Spanish authorities were eager to clamp down on these spiritual beliefs and founded new branches of the Inquisition in Lima and Mexico City in the late 1500s. The Spanish Inquisition had been around for nearly a century by this point, policing the boundary between accepted and heretical Catholic practices and beliefs.
While the Inquisition in Europe is infamous for having tried and murdered thousands, the Inquisition in Mexico City reserved execution for only a few dozen cases. Whippings, exiles, imprisonments and public shaming were the norm. Still, the United States carceral system executes more people every few years than the Inquisition in Mexico did over more than two centuries.
Most Indigenous people were exempted from being denounced to the Inquisition, since they were considered Christian neophytes and prone to errors. However, Africans and Asians, as well as their descendants, people of mixed ethnicities, “Moriscos” (converted Muslims), “conversos” (converted Jews), Protestants and even Catholic Spaniards frequently ran afoul of inquisitors.
Inquisition trials generated mountains of paperwork, in part because scribes were obsessive in their thoroughness. Occasionally, they even recorded every exclamation a prisoner cried out in the Inquisition’s notorious torture chambers.
Today, these cases provide rare insights into the spiritual cultures of colonial society’s most marginalized subjects. Non-Europeans were often accused of committing blasphemy and concocting love potions to seduce sailors, soldiers and merchants. They conducted rituals with hallucinogens such as peyote to find stolen objects and lost people. They fashioned charms to shield friends, family and clients from harm.
Though Spaniards punished divination and other unapproved practices, it wasn’t because they considered such rituals pointless or ineffective. Quite the opposite: They believed that they worked but were powered by the devil, and were therefore a force of evil.
One of the most enigmatic cases I have written about is that of an enslaved South Asian man from Malabar, in southern India, named Antón. In 1652, he appeared before the Inquisition in Mexico City for the “spiritual crimes” of palm reading and divination. He was 65 years old and lived in one of the textile mills infamous for its poor working conditions in Coyoacán, just south of the city.
According to multiple witnesses, Antón attracted a large, multiethnic clientele who sometimes traveled a day in each direction to ask him their pressing questions about the future. By reading palms, Antón would predict “if (someone) would find love, when a baby would be born, if a woman would become a nun, and so on.” Each consultation earned him a few coins, which he split with two weavers who translated from Spanish into Nahuatl for him.
When the inquisitors questioned him, Antón claimed to have learned how to read palms in Malabar and insisted that he had done nothing wrong. In all, divination was not considered as serious a religious infraction as, say, practicing Judaism or Islam, so Antón was condemned to the relatively light punishment of proclaiming his sins publicly after 245 days in prison.
Inquisitorial records from the colonial period are filled with vibrant characters like Antón. There was Domingos Álvares, who became a renowned healer in Brazil, and Antonio Congo, who was said to control storms in what is now Colombia.

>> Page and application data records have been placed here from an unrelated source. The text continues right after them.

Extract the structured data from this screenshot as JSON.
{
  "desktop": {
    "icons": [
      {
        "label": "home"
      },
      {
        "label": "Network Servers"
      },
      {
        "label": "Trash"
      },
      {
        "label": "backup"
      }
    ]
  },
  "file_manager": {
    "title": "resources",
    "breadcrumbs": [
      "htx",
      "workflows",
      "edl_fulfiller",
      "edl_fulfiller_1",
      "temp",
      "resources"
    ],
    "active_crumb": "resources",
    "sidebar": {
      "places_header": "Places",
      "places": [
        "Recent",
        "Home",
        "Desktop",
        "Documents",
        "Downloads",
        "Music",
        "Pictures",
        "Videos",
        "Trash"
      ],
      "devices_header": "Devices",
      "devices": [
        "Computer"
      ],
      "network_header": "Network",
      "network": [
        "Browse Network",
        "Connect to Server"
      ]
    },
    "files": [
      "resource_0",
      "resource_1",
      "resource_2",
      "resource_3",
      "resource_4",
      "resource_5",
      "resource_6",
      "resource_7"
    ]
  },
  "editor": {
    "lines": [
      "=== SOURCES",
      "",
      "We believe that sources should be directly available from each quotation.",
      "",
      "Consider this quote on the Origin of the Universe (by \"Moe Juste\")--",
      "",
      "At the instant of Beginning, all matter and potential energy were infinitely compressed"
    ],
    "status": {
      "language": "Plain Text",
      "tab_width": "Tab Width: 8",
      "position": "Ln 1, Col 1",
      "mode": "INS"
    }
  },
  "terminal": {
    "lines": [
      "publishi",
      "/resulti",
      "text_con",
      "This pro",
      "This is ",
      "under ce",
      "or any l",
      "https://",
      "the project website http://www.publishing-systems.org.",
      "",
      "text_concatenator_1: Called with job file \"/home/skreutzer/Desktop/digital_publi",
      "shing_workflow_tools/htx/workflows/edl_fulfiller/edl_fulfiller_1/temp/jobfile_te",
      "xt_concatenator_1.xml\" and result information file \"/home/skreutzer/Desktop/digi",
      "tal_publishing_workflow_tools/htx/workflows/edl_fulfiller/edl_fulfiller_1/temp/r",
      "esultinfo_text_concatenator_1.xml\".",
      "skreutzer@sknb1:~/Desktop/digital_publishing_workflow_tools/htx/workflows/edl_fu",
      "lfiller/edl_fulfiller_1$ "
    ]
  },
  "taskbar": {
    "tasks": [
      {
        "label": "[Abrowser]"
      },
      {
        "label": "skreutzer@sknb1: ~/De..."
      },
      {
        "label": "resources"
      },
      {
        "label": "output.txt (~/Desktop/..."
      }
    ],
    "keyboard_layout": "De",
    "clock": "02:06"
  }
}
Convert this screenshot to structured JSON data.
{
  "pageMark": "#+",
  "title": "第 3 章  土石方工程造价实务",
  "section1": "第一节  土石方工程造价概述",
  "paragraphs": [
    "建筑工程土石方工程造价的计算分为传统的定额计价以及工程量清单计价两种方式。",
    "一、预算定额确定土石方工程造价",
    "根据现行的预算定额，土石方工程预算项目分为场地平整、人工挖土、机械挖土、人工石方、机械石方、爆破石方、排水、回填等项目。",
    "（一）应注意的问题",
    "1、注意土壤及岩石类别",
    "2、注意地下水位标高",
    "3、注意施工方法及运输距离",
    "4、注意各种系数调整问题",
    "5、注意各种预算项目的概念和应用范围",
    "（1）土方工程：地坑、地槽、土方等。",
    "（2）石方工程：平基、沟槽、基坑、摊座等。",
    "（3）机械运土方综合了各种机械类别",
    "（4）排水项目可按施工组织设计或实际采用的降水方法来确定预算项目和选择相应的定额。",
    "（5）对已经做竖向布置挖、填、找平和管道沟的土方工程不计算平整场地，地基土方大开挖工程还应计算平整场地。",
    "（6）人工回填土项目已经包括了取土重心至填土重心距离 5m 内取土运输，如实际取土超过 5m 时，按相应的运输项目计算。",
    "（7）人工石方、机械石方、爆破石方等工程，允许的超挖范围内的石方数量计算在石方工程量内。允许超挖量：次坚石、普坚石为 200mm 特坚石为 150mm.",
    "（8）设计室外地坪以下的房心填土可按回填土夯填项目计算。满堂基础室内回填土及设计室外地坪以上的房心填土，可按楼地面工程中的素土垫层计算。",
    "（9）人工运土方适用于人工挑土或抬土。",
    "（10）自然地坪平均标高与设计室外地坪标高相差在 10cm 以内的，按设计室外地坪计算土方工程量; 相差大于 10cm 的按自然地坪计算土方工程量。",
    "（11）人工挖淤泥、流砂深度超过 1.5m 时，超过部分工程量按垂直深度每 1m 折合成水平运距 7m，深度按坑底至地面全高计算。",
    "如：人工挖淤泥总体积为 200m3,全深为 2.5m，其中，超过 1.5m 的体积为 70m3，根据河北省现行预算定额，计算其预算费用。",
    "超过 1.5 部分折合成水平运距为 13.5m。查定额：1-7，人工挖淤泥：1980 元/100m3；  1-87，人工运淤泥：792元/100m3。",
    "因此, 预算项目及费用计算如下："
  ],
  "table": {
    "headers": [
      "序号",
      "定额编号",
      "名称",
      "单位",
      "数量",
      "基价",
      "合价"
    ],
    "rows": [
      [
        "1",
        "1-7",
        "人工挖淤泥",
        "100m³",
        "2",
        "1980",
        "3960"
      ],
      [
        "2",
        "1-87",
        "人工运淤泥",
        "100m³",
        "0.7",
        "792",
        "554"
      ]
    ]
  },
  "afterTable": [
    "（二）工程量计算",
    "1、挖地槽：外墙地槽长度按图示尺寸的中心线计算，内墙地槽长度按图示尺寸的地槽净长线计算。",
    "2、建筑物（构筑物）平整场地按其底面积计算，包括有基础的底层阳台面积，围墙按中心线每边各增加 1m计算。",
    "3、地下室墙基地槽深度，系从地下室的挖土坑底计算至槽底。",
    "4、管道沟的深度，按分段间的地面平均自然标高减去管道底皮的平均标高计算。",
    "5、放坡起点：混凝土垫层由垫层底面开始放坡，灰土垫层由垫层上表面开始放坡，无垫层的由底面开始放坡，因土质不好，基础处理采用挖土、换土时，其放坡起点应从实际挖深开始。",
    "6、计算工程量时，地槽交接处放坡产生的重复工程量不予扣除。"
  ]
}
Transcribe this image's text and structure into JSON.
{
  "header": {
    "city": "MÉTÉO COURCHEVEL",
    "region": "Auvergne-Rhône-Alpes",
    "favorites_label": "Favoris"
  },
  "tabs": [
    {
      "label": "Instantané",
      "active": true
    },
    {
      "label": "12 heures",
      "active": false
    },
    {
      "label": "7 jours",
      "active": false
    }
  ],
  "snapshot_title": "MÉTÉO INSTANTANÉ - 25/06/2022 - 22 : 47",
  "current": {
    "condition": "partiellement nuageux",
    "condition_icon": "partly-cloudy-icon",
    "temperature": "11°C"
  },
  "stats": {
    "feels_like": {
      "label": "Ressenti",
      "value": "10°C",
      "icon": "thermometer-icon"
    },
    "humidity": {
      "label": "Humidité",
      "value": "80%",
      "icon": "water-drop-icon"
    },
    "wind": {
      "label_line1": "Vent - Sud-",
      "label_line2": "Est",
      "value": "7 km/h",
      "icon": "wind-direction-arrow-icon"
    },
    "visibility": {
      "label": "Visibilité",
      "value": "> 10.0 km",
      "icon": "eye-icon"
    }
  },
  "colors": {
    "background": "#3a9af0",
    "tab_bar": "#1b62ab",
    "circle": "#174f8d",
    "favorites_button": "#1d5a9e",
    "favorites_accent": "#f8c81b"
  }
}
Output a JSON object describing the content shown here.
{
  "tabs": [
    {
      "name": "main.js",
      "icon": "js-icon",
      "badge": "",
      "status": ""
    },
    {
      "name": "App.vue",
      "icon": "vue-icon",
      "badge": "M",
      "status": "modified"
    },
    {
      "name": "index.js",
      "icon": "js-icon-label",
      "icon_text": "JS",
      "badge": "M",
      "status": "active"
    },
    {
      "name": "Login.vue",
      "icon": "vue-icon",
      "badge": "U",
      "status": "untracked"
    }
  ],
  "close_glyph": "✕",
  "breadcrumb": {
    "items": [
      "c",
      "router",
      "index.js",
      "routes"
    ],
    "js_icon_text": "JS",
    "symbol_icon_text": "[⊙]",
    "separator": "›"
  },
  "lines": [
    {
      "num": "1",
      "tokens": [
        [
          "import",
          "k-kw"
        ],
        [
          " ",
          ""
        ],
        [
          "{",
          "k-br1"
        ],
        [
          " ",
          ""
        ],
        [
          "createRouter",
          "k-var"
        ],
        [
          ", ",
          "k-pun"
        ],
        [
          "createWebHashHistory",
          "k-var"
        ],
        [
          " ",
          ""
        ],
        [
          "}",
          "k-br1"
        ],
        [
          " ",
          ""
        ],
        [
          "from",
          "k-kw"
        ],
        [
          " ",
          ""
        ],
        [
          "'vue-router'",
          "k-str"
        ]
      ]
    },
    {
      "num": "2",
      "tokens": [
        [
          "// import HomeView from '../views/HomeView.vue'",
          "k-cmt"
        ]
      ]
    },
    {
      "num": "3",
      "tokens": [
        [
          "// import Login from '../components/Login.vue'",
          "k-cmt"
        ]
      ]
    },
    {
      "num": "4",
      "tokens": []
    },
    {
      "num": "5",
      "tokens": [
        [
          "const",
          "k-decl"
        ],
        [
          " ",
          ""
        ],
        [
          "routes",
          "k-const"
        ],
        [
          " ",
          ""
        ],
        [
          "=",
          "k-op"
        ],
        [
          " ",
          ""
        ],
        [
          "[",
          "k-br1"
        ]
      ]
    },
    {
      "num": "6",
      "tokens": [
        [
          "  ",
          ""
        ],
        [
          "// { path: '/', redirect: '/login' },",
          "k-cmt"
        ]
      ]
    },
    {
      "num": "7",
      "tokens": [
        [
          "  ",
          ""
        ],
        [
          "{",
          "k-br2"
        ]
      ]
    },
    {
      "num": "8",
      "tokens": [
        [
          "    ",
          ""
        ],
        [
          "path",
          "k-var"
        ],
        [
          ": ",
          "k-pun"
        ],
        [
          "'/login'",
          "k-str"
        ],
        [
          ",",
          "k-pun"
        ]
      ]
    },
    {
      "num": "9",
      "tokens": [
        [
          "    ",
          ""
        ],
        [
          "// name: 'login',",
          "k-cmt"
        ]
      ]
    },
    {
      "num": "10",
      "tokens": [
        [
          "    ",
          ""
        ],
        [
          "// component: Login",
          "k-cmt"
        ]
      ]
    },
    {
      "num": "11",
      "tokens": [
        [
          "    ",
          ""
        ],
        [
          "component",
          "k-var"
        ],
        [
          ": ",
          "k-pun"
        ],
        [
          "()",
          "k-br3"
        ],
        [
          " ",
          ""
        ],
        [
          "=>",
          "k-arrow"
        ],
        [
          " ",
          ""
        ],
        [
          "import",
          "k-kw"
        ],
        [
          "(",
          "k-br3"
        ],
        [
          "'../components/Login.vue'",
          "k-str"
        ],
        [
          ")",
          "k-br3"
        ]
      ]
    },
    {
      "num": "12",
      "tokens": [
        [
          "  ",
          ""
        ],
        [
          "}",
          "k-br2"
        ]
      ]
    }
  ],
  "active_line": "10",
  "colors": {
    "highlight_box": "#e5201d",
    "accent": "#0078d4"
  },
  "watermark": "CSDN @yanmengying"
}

They created worlds of knowledge and faith often out of alignment with the strictures of Catholic doctrine. Many of these beliefs have persisted against the odds, surviving into the present. For example, the Afro-Cuban Santería, Palo Monte, Ifá and other religions are thriving in Cuba today despite centuries of discrimination and repression.
Labeling Latin America and its colonial period uniformly “Catholic” silences this rich history. There were, of course, thousands of Catholics in the colonies, and Catholicism was a central tenet of Spanish colonialism. But that is not the full story: Other beliefs thrived and became new realities of colonial life.